Is this a record?
We received instructions on 8 November 2005, spoke to the client and sent out a letter of claim on the same day. The client had suffered minor whiplash injuries. The insurers put forward an offer of £1450 on 23 November. After discussing the matter with the client on the same day he decided to accept it. Two weeks from start to finish.
It pays to fight
The client suffered whiplash in an RTA. The effects of the injury resolved within 6 months. Liability was admitted. Direct Line instructed Cogents who paid into court £1325 and refused to discuss or negotiate from that offer, We made a Part 36 offer of £1500.

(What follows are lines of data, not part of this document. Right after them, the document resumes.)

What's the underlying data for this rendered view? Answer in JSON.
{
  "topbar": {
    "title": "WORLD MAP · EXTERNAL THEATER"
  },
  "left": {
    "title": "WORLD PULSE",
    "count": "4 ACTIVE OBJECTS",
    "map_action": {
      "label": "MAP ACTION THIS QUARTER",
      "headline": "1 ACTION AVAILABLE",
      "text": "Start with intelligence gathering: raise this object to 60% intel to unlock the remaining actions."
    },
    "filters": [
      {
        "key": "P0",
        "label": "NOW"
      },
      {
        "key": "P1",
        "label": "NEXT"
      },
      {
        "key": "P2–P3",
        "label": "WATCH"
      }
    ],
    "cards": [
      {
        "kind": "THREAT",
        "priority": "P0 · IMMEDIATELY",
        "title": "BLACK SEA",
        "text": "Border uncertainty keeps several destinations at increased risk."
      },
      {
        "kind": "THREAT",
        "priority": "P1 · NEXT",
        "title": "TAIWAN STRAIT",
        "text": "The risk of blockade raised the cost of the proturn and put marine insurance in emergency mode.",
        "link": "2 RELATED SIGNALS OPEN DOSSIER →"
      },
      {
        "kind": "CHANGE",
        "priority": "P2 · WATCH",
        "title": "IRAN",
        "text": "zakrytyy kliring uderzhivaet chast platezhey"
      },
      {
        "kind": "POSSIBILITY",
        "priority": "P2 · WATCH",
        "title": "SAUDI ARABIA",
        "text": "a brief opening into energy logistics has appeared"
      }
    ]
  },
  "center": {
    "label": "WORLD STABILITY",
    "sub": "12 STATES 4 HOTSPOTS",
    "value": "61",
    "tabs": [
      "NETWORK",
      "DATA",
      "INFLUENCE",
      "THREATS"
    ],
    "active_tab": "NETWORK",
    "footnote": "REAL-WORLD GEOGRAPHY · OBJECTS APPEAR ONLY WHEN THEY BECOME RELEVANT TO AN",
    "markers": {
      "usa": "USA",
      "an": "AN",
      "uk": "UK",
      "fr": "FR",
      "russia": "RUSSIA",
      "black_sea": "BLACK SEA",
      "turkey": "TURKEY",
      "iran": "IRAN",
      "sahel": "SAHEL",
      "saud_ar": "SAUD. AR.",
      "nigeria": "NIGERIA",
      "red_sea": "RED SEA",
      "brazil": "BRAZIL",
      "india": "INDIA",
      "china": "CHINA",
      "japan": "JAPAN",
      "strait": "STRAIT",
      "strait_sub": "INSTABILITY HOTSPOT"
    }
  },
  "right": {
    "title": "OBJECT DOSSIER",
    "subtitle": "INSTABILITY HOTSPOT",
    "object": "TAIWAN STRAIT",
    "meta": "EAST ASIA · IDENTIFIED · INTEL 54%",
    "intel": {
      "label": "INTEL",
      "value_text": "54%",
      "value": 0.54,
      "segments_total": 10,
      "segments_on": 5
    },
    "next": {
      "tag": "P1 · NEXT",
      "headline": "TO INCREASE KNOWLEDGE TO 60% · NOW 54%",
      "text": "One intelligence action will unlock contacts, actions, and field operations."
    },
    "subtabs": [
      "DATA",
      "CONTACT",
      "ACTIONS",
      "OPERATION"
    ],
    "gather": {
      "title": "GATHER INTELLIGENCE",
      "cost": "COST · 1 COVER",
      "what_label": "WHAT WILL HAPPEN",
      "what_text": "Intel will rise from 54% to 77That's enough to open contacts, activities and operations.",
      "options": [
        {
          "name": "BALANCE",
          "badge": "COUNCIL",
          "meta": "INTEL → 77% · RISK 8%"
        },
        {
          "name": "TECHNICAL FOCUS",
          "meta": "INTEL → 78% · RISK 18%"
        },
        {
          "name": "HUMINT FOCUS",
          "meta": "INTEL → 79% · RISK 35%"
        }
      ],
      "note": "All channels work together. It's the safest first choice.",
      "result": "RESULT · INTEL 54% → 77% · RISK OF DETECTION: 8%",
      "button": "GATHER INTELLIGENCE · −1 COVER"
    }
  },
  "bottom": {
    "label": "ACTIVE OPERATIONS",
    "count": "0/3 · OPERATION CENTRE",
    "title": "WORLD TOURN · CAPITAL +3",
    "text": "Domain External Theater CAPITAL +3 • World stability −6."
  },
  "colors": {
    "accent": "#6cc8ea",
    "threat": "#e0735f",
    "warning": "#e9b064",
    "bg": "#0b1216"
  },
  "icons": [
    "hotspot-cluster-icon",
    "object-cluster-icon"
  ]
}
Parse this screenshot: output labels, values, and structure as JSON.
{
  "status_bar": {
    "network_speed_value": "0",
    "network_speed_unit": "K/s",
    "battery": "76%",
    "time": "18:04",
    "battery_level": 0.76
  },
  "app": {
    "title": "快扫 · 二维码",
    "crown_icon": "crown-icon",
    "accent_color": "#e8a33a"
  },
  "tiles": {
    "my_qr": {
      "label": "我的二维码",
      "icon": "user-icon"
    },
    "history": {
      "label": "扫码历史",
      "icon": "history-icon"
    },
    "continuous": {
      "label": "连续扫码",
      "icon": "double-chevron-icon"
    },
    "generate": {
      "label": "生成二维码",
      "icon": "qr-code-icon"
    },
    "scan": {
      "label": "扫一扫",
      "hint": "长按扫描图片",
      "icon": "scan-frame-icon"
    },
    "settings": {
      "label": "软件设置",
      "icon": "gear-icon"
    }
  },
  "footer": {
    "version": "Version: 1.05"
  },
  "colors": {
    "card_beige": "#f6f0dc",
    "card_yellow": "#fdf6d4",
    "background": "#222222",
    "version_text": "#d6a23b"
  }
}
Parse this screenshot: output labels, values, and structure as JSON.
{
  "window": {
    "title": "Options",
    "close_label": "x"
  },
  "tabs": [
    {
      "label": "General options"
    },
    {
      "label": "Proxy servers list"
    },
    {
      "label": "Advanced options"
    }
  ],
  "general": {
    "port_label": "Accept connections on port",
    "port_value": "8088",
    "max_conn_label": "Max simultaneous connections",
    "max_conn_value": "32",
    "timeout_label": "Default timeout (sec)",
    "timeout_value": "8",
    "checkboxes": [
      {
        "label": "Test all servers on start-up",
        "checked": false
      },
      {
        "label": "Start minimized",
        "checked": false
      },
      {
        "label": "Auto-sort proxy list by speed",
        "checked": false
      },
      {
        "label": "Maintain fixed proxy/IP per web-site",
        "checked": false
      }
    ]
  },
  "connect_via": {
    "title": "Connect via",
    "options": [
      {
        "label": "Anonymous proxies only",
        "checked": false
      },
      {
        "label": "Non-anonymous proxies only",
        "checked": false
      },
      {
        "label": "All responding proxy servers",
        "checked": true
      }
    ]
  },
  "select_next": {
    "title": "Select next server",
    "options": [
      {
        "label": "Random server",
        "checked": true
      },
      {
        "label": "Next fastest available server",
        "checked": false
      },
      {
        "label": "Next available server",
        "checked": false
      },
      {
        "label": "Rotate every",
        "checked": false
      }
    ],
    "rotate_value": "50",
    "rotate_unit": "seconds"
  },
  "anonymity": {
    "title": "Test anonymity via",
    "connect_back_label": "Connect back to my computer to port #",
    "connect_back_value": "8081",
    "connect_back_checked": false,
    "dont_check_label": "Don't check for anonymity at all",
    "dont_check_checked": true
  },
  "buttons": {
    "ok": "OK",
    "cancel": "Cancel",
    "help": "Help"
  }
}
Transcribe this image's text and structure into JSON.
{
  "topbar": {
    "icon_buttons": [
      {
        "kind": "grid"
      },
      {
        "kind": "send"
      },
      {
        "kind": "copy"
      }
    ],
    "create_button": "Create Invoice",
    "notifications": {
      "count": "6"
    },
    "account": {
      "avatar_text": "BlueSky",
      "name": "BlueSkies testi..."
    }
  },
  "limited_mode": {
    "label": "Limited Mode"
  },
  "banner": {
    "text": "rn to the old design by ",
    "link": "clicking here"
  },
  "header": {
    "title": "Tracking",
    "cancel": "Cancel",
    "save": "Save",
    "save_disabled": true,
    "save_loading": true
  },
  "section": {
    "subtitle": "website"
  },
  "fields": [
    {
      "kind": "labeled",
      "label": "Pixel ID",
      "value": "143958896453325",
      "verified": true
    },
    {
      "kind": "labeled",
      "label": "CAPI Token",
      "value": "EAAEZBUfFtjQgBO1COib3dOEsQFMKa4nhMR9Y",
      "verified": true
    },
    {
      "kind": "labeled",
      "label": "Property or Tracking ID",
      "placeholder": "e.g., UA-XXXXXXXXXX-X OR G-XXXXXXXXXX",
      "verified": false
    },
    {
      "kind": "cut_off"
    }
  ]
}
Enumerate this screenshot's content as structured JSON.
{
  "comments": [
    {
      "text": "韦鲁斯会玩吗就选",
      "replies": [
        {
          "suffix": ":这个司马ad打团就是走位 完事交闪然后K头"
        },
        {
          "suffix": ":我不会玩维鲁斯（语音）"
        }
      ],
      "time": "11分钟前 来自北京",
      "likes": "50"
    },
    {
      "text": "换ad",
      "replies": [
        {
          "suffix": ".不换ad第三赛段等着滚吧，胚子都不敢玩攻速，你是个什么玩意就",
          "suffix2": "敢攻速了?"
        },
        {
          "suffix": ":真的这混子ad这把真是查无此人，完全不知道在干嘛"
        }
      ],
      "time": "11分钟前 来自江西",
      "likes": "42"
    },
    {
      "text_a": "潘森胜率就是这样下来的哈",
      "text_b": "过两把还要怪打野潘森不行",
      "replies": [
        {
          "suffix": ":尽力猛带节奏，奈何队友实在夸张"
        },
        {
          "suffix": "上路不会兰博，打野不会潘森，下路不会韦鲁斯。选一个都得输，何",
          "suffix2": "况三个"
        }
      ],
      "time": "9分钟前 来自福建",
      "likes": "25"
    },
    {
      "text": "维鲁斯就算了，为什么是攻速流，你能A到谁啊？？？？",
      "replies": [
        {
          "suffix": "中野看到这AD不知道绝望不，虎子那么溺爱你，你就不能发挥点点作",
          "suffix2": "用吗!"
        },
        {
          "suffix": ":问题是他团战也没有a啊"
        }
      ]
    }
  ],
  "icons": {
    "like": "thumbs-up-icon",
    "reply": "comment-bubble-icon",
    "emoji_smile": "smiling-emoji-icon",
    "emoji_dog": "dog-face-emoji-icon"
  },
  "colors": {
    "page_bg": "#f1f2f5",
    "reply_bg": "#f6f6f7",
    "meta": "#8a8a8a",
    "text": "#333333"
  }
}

The case went to assessment. Before the hearing we indicated that we would take £1450 which had they accepted would have meant that the success fee would have been reduced to 12.5 per cent. The defendant’s counsel had no instructions to negotiate and the assessment therefore went ahead. We were awarded £1450 plus a 100 per cent success fee.
This case shows that:
- Unreasonable defendants escalate costs
- By having confidence in our figures and keeping our nerve we did a better job for the client than by settling, and also recovered the rewards of a 100 per cent success fee.
Good case on resiling from admissions
While under the influence of alcohol, the claimant suffered catastrophic injuries when she fell from a platform to basement premises beneath.
In May 2004 the insurers wrote a without prejudice letter stating: “having investigated this claim, the defendant is prepared to admit a breach of duty. However we are instructed to seek contributory negligence at 50 per cent.”
The claimant requested an immediate interim payment of £150,000. She subsequently rejected the 50 per cent offer.
The defendants then re-sent their earlier letter removing the references to its being without prejudice. Proceedings were issued and the admission was pleaded. The defence sought to resile from the admission and to put primary liability in issue. The reason was “the admission was made on an incomplete understanding of the relevant facts”. They said that they had made an investigation prior to the admission, but that the reason the admission was withdrawn was that the solicitor had consulted counsel experienced in catastrophic injury claims who advised that the circumstances did not justify a concessionary approach.
The Master refused the application to resile. On appeal, the Judge dismissed the defendant’s appeal. He pointed out that counsel had been asked to advise on primary liability only after the decision had been made to concede it. The admission was not a mistake but was based on an incomplete understanding of the relevant facts; it was a fully informed decision made by solicitors advising their client, who also took into account the views of their re-insurers.
When considering issues of prejudice, he highlighted prejudice to the claimant who was a seriously injured young woman who had suffered disappointment and been prevented from proceeding with an application for an interim payment, and would also face a trial on primary liability, which was entirely different from the limited trial resulting solely from the allegations of contributory negligence.
Sowerby -v- Charlton (2005) EWHC949, Playford J